(Page and application data records)

• • • • •

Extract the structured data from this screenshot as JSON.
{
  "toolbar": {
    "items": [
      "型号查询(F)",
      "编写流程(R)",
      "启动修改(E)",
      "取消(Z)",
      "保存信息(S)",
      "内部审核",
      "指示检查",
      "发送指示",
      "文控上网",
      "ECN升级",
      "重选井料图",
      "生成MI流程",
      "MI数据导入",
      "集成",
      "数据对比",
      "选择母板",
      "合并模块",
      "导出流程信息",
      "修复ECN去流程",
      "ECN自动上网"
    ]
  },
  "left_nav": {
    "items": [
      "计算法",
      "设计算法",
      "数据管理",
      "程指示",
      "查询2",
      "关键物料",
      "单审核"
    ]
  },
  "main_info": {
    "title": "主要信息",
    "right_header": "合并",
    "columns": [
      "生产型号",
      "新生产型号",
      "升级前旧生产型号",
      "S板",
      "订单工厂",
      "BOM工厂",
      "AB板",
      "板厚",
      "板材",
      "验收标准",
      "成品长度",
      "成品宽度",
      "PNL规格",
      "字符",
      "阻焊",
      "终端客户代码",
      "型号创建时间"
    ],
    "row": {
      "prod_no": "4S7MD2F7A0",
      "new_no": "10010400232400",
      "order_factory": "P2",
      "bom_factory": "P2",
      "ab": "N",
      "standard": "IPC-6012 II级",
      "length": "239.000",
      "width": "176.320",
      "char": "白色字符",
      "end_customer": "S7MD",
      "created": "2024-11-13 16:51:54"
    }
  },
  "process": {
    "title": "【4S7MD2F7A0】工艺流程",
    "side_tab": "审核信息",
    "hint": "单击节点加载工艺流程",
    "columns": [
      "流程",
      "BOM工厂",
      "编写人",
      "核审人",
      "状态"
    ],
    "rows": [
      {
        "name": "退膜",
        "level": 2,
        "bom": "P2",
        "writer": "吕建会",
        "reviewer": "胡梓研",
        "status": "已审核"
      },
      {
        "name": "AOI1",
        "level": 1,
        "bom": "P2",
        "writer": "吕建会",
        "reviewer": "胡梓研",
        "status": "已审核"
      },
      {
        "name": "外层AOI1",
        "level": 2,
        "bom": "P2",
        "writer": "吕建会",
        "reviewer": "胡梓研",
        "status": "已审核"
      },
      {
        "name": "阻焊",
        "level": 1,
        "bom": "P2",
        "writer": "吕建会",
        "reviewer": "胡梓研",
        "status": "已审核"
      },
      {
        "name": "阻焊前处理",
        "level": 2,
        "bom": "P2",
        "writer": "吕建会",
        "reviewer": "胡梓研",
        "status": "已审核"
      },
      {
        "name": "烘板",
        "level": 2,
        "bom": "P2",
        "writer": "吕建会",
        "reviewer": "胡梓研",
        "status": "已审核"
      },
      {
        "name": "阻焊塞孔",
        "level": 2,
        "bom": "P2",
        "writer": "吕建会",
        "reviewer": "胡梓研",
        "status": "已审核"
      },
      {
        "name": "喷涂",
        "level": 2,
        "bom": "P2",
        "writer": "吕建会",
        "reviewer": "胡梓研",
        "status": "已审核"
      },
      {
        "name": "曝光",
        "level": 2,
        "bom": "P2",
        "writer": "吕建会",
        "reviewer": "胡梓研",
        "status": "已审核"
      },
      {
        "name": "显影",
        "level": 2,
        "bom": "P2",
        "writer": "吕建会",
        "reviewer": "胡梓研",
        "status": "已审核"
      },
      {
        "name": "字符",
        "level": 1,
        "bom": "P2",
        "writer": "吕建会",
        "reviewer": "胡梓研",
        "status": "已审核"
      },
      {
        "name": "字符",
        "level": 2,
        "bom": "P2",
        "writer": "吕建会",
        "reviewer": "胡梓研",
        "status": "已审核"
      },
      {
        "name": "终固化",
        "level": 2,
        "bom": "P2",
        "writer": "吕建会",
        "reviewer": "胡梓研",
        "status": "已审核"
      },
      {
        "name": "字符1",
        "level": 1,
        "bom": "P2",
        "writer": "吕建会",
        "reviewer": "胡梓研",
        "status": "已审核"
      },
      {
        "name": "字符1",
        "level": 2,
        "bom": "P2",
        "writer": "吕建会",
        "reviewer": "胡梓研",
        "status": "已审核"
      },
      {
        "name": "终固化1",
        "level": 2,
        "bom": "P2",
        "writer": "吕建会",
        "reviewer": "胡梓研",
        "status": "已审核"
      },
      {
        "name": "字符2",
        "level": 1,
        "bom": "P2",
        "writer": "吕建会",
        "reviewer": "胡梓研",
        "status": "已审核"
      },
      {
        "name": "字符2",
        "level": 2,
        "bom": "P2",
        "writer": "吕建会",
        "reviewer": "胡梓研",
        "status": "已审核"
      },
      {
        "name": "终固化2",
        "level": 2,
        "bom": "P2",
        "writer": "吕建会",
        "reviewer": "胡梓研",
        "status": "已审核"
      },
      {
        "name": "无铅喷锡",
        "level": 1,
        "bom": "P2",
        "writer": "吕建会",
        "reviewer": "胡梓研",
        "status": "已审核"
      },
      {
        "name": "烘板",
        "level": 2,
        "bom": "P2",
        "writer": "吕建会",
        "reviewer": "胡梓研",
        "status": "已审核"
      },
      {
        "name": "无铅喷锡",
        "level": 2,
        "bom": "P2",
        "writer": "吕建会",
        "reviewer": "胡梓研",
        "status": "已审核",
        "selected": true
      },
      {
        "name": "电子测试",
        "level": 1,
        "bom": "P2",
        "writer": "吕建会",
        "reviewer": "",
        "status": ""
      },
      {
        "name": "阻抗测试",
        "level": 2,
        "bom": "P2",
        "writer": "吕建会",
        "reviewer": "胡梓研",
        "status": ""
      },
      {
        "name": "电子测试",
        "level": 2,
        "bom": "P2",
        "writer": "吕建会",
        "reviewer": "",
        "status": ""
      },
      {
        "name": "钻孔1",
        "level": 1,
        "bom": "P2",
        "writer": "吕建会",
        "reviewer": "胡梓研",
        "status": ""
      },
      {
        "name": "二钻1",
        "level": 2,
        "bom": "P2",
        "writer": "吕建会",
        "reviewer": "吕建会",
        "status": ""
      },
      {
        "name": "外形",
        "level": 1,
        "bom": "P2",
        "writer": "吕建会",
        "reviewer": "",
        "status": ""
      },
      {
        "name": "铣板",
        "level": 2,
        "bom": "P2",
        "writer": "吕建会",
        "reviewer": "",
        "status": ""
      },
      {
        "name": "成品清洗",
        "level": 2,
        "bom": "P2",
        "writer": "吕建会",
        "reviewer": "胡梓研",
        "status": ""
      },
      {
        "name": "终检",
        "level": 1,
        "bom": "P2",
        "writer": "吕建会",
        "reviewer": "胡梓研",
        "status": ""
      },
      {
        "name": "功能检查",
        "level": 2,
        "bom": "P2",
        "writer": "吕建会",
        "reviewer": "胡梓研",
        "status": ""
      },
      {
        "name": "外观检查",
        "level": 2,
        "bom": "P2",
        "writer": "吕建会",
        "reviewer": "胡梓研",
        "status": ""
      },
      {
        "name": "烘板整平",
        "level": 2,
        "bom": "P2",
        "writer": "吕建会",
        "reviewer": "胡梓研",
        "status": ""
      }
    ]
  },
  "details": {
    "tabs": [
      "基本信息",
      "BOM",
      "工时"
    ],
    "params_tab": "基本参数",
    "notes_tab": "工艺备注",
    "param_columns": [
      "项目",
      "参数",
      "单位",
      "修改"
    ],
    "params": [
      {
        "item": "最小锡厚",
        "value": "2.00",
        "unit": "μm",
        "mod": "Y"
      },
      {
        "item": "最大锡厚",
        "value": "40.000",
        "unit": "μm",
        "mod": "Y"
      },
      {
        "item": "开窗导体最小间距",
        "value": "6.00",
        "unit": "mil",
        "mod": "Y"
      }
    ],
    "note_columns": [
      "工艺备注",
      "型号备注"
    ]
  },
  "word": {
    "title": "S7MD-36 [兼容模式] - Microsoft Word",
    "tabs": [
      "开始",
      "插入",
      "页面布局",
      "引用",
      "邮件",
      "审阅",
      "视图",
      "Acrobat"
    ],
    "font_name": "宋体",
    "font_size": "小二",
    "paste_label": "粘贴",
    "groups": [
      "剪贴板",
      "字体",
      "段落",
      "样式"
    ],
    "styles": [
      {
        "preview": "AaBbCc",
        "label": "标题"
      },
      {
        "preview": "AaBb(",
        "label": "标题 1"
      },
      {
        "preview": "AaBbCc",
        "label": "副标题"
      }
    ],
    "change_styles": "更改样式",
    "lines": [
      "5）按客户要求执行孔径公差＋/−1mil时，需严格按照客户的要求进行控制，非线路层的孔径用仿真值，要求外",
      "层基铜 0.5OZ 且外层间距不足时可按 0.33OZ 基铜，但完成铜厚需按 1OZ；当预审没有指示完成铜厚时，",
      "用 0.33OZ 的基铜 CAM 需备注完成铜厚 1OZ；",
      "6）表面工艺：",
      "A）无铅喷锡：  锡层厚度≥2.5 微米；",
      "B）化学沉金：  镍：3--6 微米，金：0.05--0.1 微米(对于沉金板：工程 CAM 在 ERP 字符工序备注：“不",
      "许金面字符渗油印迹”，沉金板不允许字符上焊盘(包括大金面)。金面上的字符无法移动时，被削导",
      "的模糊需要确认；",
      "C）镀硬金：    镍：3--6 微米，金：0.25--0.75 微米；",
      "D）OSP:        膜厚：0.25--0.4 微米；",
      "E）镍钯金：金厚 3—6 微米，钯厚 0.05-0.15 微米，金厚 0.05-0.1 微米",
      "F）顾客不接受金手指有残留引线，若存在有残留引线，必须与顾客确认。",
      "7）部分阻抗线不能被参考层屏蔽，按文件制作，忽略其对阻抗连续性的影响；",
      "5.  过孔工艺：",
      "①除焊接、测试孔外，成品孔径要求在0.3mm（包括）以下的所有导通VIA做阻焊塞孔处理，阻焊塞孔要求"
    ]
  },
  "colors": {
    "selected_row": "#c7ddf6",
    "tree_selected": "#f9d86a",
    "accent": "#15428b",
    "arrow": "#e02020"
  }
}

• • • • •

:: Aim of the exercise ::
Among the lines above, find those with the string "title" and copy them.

:: Written response ::
    "title": "主要信息",
    "title": "【4S7MD2F7A0】工艺流程",
    "title": "S7MD-36 [兼容模式] - Microsoft Word",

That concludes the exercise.